[HOW TO COMPLETE THIS TASK] With no edits of any kind, print each record that follows.

——

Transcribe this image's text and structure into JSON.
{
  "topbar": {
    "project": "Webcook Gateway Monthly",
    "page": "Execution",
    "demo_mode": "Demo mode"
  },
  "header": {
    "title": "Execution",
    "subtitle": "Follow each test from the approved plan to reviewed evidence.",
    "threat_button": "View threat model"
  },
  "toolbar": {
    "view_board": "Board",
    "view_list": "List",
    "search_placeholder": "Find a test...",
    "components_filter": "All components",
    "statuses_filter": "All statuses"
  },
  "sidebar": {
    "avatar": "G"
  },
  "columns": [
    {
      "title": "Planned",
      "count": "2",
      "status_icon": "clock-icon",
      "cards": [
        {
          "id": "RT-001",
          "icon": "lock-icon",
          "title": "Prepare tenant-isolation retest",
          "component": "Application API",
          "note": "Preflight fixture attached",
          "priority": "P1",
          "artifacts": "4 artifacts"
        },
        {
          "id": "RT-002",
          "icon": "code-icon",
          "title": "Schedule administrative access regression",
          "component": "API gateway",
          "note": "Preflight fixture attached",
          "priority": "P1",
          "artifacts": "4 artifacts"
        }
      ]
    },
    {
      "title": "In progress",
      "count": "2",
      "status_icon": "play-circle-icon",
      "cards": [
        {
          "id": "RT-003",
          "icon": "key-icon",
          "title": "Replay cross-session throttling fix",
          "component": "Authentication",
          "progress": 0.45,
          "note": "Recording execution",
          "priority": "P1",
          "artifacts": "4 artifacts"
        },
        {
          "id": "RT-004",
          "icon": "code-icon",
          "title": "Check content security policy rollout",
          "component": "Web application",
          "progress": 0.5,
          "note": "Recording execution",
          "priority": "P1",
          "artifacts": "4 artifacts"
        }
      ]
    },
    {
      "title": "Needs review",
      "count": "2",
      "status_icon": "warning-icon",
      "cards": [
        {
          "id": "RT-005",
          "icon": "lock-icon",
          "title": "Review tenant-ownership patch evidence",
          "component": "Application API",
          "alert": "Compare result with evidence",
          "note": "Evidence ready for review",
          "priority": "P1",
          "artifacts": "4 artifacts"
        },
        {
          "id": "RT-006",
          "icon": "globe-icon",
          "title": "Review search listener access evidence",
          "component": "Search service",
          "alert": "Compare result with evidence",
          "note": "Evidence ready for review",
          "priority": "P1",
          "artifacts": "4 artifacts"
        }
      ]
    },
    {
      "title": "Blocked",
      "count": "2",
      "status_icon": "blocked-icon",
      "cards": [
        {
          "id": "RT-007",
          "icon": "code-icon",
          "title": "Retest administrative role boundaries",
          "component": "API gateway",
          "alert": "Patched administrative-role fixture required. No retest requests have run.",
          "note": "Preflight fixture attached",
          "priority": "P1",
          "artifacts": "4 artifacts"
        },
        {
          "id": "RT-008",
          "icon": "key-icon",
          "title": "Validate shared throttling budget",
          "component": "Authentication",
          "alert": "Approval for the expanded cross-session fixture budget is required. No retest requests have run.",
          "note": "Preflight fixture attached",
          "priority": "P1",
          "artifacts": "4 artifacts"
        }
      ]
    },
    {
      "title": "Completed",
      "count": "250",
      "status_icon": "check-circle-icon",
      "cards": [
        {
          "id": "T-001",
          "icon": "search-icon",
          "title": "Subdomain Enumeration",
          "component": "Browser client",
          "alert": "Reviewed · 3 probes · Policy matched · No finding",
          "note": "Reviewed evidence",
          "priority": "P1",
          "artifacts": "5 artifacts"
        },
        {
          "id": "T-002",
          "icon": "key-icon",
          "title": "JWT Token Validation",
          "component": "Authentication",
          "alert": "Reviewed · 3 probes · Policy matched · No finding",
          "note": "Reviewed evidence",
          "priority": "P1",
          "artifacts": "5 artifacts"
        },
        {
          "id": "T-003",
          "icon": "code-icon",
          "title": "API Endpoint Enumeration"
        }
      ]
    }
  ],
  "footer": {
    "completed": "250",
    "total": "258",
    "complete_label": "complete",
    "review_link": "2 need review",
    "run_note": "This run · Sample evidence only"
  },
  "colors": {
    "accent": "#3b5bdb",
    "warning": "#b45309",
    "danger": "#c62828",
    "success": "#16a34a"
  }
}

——

[ANSWER FOR THIS EXERCISE]
Transcribe this image's text and structure into JSON.
{
  "topbar": {
    "project": "Webcook Gateway Monthly",
    "page": "Execution",
    "demo_mode": "Demo mode"
  },
  "header": {
    "title": "Execution",
    "subtitle": "Follow each test from the approved plan to reviewed evidence.",
    "threat_button": "View threat model"
  },
  "toolbar": {
    "view_board": "Board",
    "view_list": "List",
    "search_placeholder": "Find a test...",
    "components_filter": "All components",
    "statuses_filter": "All statuses"
  },
  "sidebar": {
    "avatar": "G"
  },
  "columns": [
    {
      "title": "Planned",
      "count": "2",
      "status_icon": "clock-icon",
      "cards": [
        {
          "id": "RT-001",
          "icon": "lock-icon",
          "title": "Prepare tenant-isolation retest",
          "component": "Application API",
          "note": "Preflight fixture attached",
          "priority": "P1",
          "artifacts": "4 artifacts"
        },
        {
          "id": "RT-002",
          "icon": "code-icon",
          "title": "Schedule administrative access regression",
          "component": "API gateway",
          "note": "Preflight fixture attached",
          "priority": "P1",
          "artifacts": "4 artifacts"
        }
      ]
    },
    {
      "title": "In progress",
      "count": "2",
      "status_icon": "play-circle-icon",
      "cards": [
        {
          "id": "RT-003",
          "icon": "key-icon",
          "title": "Replay cross-session throttling fix",
          "component": "Authentication",
          "progress": 0.45,
          "note": "Recording execution",
          "priority": "P1",
          "artifacts": "4 artifacts"
        },
        {
          "id": "RT-004",
          "icon": "code-icon",
          "title": "Check content security policy rollout",
          "component": "Web application",
          "progress": 0.5,
          "note": "Recording execution",
          "priority": "P1",
          "artifacts": "4 artifacts"
        }
      ]
    },
    {
      "title": "Needs review",
      "count": "2",
      "status_icon": "warning-icon",
      "cards": [
        {
          "id": "RT-005",
          "icon": "lock-icon",
          "title": "Review tenant-ownership patch evidence",
          "component": "Application API",
          "alert": "Compare result with evidence",
          "note": "Evidence ready for review",
          "priority": "P1",
          "artifacts": "4 artifacts"
        },
        {
          "id": "RT-006",
          "icon": "globe-icon",
          "title": "Review search listener access evidence",
          "component": "Search service",
          "alert": "Compare result with evidence",
          "note": "Evidence ready for review",
          "priority": "P1",
          "artifacts": "4 artifacts"
        }
      ]
    },
    {
      "title": "Blocked",
      "count": "2",
      "status_icon": "blocked-icon",
      "cards": [
        {
          "id": "RT-007",
          "icon": "code-icon",
          "title": "Retest administrative role boundaries",
          "component": "API gateway",
          "alert": "Patched administrative-role fixture required. No retest requests have run.",
          "note": "Preflight fixture attached",
          "priority": "P1",
          "artifacts": "4 artifacts"
        },
        {
          "id": "RT-008",
          "icon": "key-icon",
          "title": "Validate shared throttling budget",
          "component": "Authentication",
          "alert": "Approval for the expanded cross-session fixture budget is required. No retest requests have run.",
          "note": "Preflight fixture attached",
          "priority": "P1",
          "artifacts": "4 artifacts"
        }
      ]
    },
    {
      "title": "Completed",
      "count": "250",
      "status_icon": "check-circle-icon",
      "cards": [
        {
          "id": "T-001",
          "icon": "search-icon",
          "title": "Subdomain Enumeration",
          "component": "Browser client",
          "alert": "Reviewed · 3 probes · Policy matched · No finding",
          "note": "Reviewed evidence",
          "priority": "P1",
          "artifacts": "5 artifacts"
        },
        {
          "id": "T-002",
          "icon": "key-icon",
          "title": "JWT Token Validation",
          "component": "Authentication",
          "alert": "Reviewed · 3 probes · Policy matched · No finding",
          "note": "Reviewed evidence",
          "priority": "P1",
          "artifacts": "5 artifacts"
        },
        {
          "id": "T-003",
          "icon": "code-icon",
          "title": "API Endpoint Enumeration"
        }
      ]
    }
  ],
  "footer": {
    "completed": "250",
    "total": "258",
    "complete_label": "complete",
    "review_link": "2 need review",
    "run_note": "This run · Sample evidence only"
  },
  "colors": {
    "accent": "#3b5bdb",
    "warning": "#b45309",
    "danger": "#c62828",
    "success": "#16a34a"
  }
}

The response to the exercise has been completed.